I love my job and I love the work I do. The only downside I've seen is when I encounter people who don't understand the process and have really negative things to say that are inaccurate or uninformed.
The first thing you need to know about donation is where to find information about it. Click here for that information. A wonderful website called Donate Life will give you all you need to know.
- It's not just organ donation, there's tissue donation and eye donation.
- Organs that can be donated aren't donated until you are officially dead (usually brain dead). Those are heart, liver, lungs, kidneys, pancreas, and intestines.
- Tissues that can be donated aren't donated until you are officially dead. Those are skin, bones, vertebral bodies, juvenile cartilage, heart valves, ribs, veins, eyes, and adipose tissue.
- For eyes, the donation can be the whole eye or just the corneas.
- You can donate for transplantation to help others directly, or for research/medical education purposes.
- If you sign up with your state to be a donor, that is a legally binding document, you have to change it with the registry if you change your mind.

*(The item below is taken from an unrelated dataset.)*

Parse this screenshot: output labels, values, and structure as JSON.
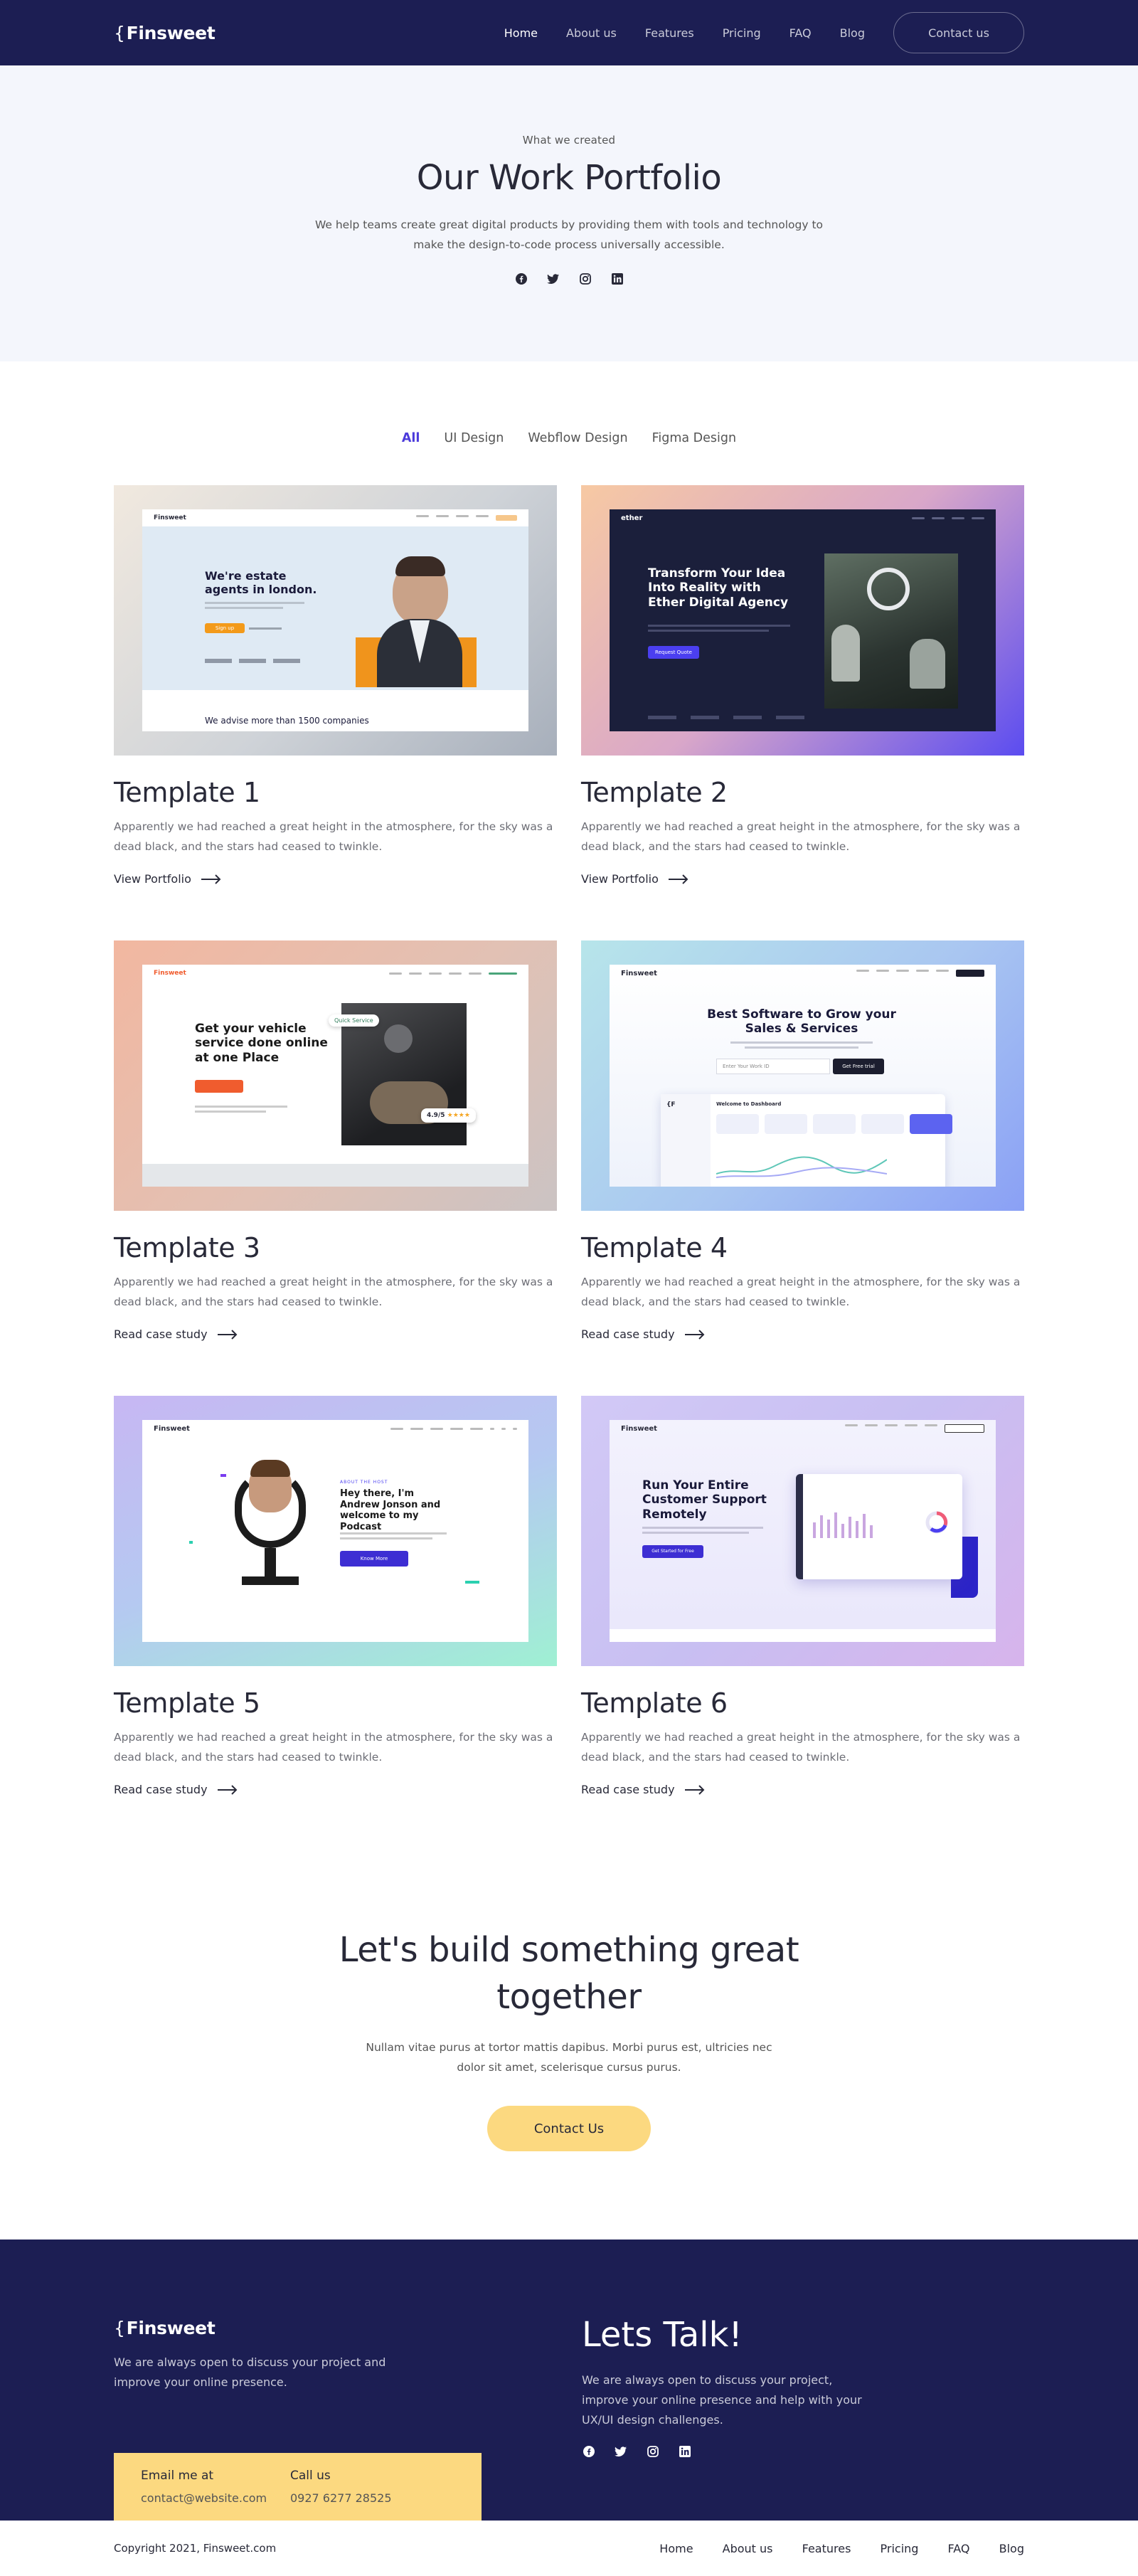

- No one wants to kill a patient just to get their organs. It's better to save the patient you know and are currently taking care of than doing something to them for another patient you don't even know. Plus, most of what you can do to kill someone would ruin them for donation anyway, defeating the purpose.
- Donation will not affect a traditional viewing for most funerals.

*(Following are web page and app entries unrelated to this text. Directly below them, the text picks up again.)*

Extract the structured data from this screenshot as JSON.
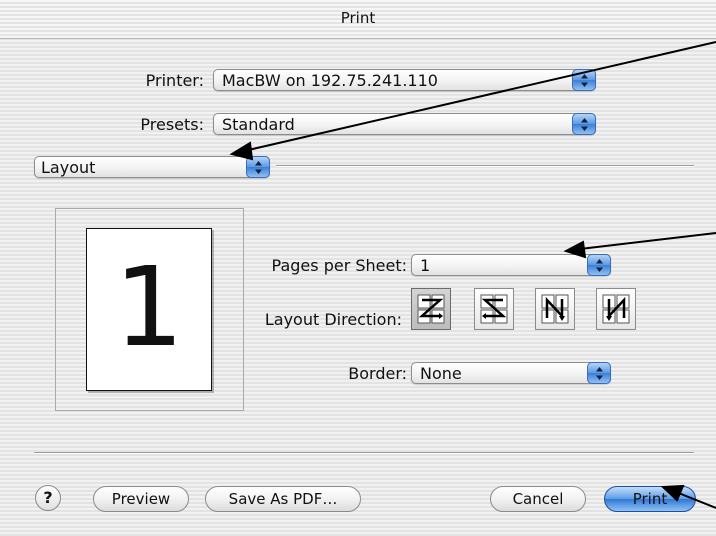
{
  "window": {
    "title": "Print"
  },
  "printer": {
    "label": "Printer:",
    "value": "MacBW on 192.75.241.110"
  },
  "presets": {
    "label": "Presets:",
    "value": "Standard"
  },
  "pane_menu": {
    "value": "Layout"
  },
  "preview": {
    "page_number": "1"
  },
  "pages_per_sheet": {
    "label": "Pages per Sheet:",
    "value": "1"
  },
  "layout_direction": {
    "label": "Layout Direction:",
    "options": [
      "left-to-right-then-down",
      "right-to-left-then-down",
      "top-to-bottom-then-right",
      "top-to-bottom-then-left"
    ],
    "selected": "left-to-right-then-down"
  },
  "border": {
    "label": "Border:",
    "value": "None"
  },
  "footer": {
    "help": "?",
    "preview": "Preview",
    "save_pdf": "Save As PDF…",
    "cancel": "Cancel",
    "print": "Print"
  },
  "colors": {
    "accent": "#3a7fd9",
    "background": "#ececec"
  }
}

- Organs and tissues from someone who has been deceased for a long time is against federal regulations, so the process happens rather quickly (within 24-36 hours past death declaration) for procurement.
- No donation process will take place without the consent of a close family member/friend.
28,663 Organ Transplants Performed in 2010
14,502 Organ Donors in 2010
As of March 2010,
110,541 Patients Waiting
60,758 Multicultural Patients
1,785 Pediatric Patients